An Interventional Pulmonology Perspective

Udit Chaddha, MBBS; Jonathan S. Kurman, MD, MBA; Amit Mahajan, MD, FCCP; D. Kyle Hogarth, MD


Semin Respir Crit Care Med. 2018;39(6):661-666. 

In This Article

Robotic Bronchoscopy

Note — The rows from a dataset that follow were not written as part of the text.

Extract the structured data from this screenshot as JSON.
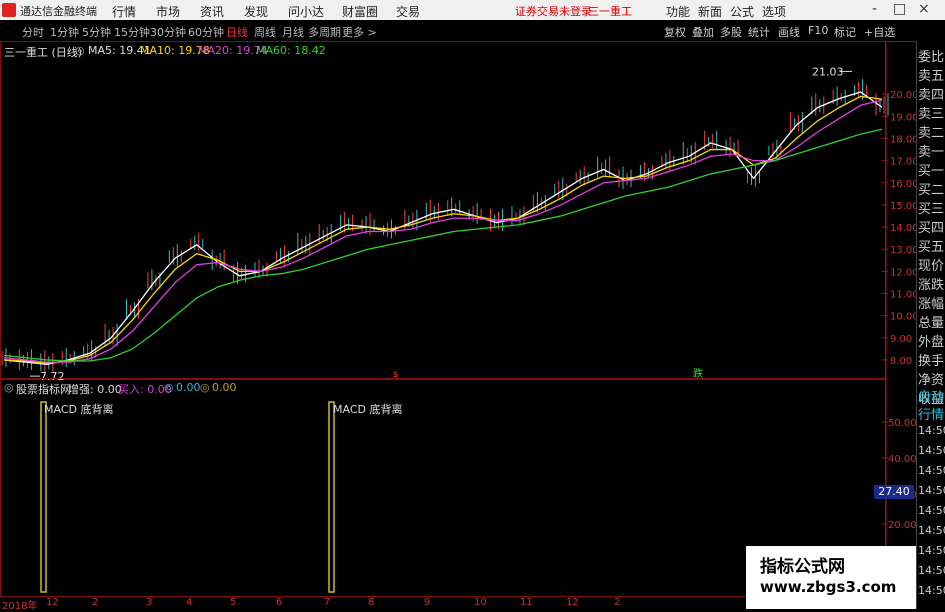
{
  "app": {
    "title": "通达信金融终端"
  },
  "menu": {
    "items": [
      "行情",
      "市场",
      "资讯",
      "发现",
      "问小达",
      "财富圈",
      "交易"
    ]
  },
  "status": {
    "not_logged_in": "证券交易未登录",
    "stock_name": "三一重工"
  },
  "top_buttons": [
    "功能",
    "新面",
    "公式",
    "选项"
  ],
  "window_controls": [
    "-",
    "□",
    "×"
  ],
  "periods": [
    "分时",
    "1分钟",
    "5分钟",
    "15分钟",
    "30分钟",
    "60分钟",
    "日线",
    "周线",
    "月线",
    "多周期",
    "更多 >"
  ],
  "active_period": "日线",
  "right_toolbar": [
    "复权",
    "叠加",
    "多股",
    "统计",
    "画线",
    "F10",
    "标记",
    "+自选"
  ],
  "main_chart": {
    "stock_label": "三一重工 (日线)",
    "ma": [
      {
        "label": "MA5: 19.41",
        "color": "#ffffff"
      },
      {
        "label": "MA10: 19.78",
        "color": "#ffd700"
      },
      {
        "label": "MA20: 19.74",
        "color": "#e040e0"
      },
      {
        "label": "MA60: 18.42",
        "color": "#30d030"
      }
    ],
    "high_label": "21.03",
    "low_label": "7.72",
    "y_ticks": [
      "20.00",
      "19.00",
      "18.00",
      "17.00",
      "16.00",
      "15.00",
      "14.00",
      "13.00",
      "12.00",
      "11.00",
      "10.00",
      "9.00",
      "8.00"
    ],
    "markers": {
      "signal_s": "s",
      "signal_die": "跌"
    }
  },
  "chart_data": {
    "type": "line",
    "title": "三一重工 (日线)",
    "ylim": [
      7.5,
      21.5
    ],
    "series": [
      {
        "name": "MA5",
        "values": [
          8.0,
          7.9,
          7.8,
          8.0,
          8.3,
          9.0,
          10.2,
          11.5,
          12.6,
          13.2,
          12.4,
          11.8,
          12.0,
          12.6,
          13.1,
          13.6,
          14.1,
          14.0,
          13.8,
          14.2,
          14.6,
          14.8,
          14.5,
          14.2,
          14.4,
          15.0,
          15.6,
          16.2,
          16.6,
          16.1,
          16.4,
          16.9,
          17.2,
          17.8,
          17.5,
          16.2,
          17.4,
          18.6,
          19.4,
          19.8,
          20.1,
          19.41
        ]
      },
      {
        "name": "MA10",
        "values": [
          8.0,
          7.95,
          7.85,
          7.95,
          8.2,
          8.8,
          9.8,
          11.0,
          12.1,
          12.8,
          12.5,
          12.0,
          12.0,
          12.4,
          12.9,
          13.4,
          13.9,
          14.0,
          13.9,
          14.1,
          14.4,
          14.6,
          14.5,
          14.3,
          14.4,
          14.8,
          15.3,
          15.9,
          16.3,
          16.2,
          16.3,
          16.7,
          17.0,
          17.5,
          17.5,
          16.8,
          17.1,
          18.0,
          18.8,
          19.4,
          19.9,
          19.78
        ]
      },
      {
        "name": "MA20",
        "values": [
          8.1,
          8.0,
          7.9,
          7.9,
          8.05,
          8.5,
          9.3,
          10.4,
          11.5,
          12.3,
          12.4,
          12.1,
          12.0,
          12.2,
          12.6,
          13.1,
          13.6,
          13.8,
          13.8,
          13.9,
          14.2,
          14.4,
          14.4,
          14.3,
          14.3,
          14.6,
          15.0,
          15.5,
          16.0,
          16.1,
          16.2,
          16.5,
          16.8,
          17.2,
          17.3,
          17.0,
          17.0,
          17.6,
          18.3,
          18.9,
          19.5,
          19.74
        ]
      },
      {
        "name": "MA60",
        "values": [
          8.2,
          8.1,
          8.0,
          7.95,
          7.95,
          8.1,
          8.5,
          9.2,
          10.0,
          10.8,
          11.3,
          11.6,
          11.8,
          11.9,
          12.1,
          12.4,
          12.7,
          13.0,
          13.2,
          13.4,
          13.6,
          13.8,
          13.9,
          14.0,
          14.1,
          14.3,
          14.5,
          14.8,
          15.1,
          15.4,
          15.6,
          15.8,
          16.1,
          16.4,
          16.6,
          16.8,
          17.0,
          17.3,
          17.6,
          17.9,
          18.2,
          18.42
        ]
      }
    ]
  },
  "lower_panel": {
    "label": "股票指标网",
    "zeng_label": "增强: 0.00",
    "buy_label": "买入: 0.00",
    "value2": "0.00",
    "value3": "0.00",
    "signal_text": "MACD 底背离",
    "y_ticks": [
      "50.00",
      "40.00",
      "30.00",
      "20.00"
    ],
    "current_value": "27.40"
  },
  "side_panel": {
    "items": [
      "委比",
      "卖五",
      "卖四",
      "卖三",
      "卖二",
      "卖一",
      "买一",
      "买二",
      "买三",
      "买四",
      "买五",
      "现价",
      "涨跌",
      "涨幅",
      "总量",
      "外盘",
      "换手",
      "净资",
      "收益"
    ],
    "bottom_items": [
      "自动",
      "行情"
    ],
    "times": [
      "14:50",
      "14:50",
      "14:50",
      "14:50",
      "14:50",
      "14:50",
      "14:50",
      "14:50",
      "14:50"
    ]
  },
  "date_axis": {
    "year_label": "2018年",
    "ticks": [
      "12",
      "2",
      "3",
      "4",
      "5",
      "6",
      "7",
      "8",
      "9",
      "10",
      "11",
      "12",
      "2"
    ]
  },
  "watermark": {
    "line1": "指标公式网",
    "line2": "www.zbgs3.com"
  }
}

When biopsy instruments are advanced into the peripheral bronchial tree to biopsy a small nodule, the operator can neither directly see them nor steer them. Robotic bronchoscopy is a platform that provides direct visualization of peripheral airways while also allowing visualization of biopsy tools. A robotic bronchoscope consists of robotic arms that contain rotatory pulleys that drive the bronchoscope. The physician uses a controller to drive the bronchoscope that is composed of an outer sheath and an inner scope that possesses four-way steering control and a distal section capable of achieving articulation in pitch and/or yaw, thereby achieving precise control. The scope can be locked in position and the instruments advanced through the working channel without exertion of torque onto the bronchoscope, minimizing airway distortion. This, along with the better column strength and telescoping design, enables superior peripheral reach, despite the diameter of the robotic scopes being no smaller than contemporary thin bronchoscopes. The system uses an electromagnetic field generator and reference sensors much like other EMN bronchoscopy systems.

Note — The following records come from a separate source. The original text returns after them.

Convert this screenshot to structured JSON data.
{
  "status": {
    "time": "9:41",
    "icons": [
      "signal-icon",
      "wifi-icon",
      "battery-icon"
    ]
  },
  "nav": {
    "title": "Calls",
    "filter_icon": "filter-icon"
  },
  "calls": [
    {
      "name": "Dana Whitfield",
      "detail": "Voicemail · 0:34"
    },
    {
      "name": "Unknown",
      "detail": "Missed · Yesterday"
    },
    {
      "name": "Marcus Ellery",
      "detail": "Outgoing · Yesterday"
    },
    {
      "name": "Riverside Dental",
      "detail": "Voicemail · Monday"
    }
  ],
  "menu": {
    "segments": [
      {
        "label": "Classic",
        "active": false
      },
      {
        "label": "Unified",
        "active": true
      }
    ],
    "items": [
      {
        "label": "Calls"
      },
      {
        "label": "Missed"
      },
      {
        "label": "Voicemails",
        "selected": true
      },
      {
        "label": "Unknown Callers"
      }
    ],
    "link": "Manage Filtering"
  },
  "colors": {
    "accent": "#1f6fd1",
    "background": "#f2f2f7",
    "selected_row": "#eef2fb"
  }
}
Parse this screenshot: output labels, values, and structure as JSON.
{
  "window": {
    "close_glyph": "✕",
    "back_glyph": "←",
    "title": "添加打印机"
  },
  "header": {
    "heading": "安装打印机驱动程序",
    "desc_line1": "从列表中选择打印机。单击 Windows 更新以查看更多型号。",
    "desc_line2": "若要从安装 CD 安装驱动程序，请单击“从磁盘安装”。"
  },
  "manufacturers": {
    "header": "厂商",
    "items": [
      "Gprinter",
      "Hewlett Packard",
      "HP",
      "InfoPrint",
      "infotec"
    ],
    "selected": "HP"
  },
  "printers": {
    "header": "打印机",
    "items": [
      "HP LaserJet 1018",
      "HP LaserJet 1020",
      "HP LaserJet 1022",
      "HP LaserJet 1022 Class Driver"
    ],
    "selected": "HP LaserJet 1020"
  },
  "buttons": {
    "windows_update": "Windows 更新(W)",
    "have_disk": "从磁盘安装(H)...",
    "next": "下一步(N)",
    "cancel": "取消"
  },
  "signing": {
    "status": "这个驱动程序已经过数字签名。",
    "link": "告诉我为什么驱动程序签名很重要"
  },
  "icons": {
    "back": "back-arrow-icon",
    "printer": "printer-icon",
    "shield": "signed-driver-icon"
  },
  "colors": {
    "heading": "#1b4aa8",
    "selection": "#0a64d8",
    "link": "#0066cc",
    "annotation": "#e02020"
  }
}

A pilot study by Fielding et al on the Intuitive Surgical, Inc. robotic platform showed a diagnostic yield of 83% in 30 cases, in which the mean maximal diameter of the nodule was 15.3 mm.[51] Rojas-Solano et al recently published a feasibility study on 15 patients using the Robotic Endoscopy System (Auris Surgical Robotics, San Carlos, CA).[52] While these promising technologies have the potential to overcome some of the limitations of conventional and EMN bronchoscopy, they still need to be prospectively studied before further conclusions can be drawn.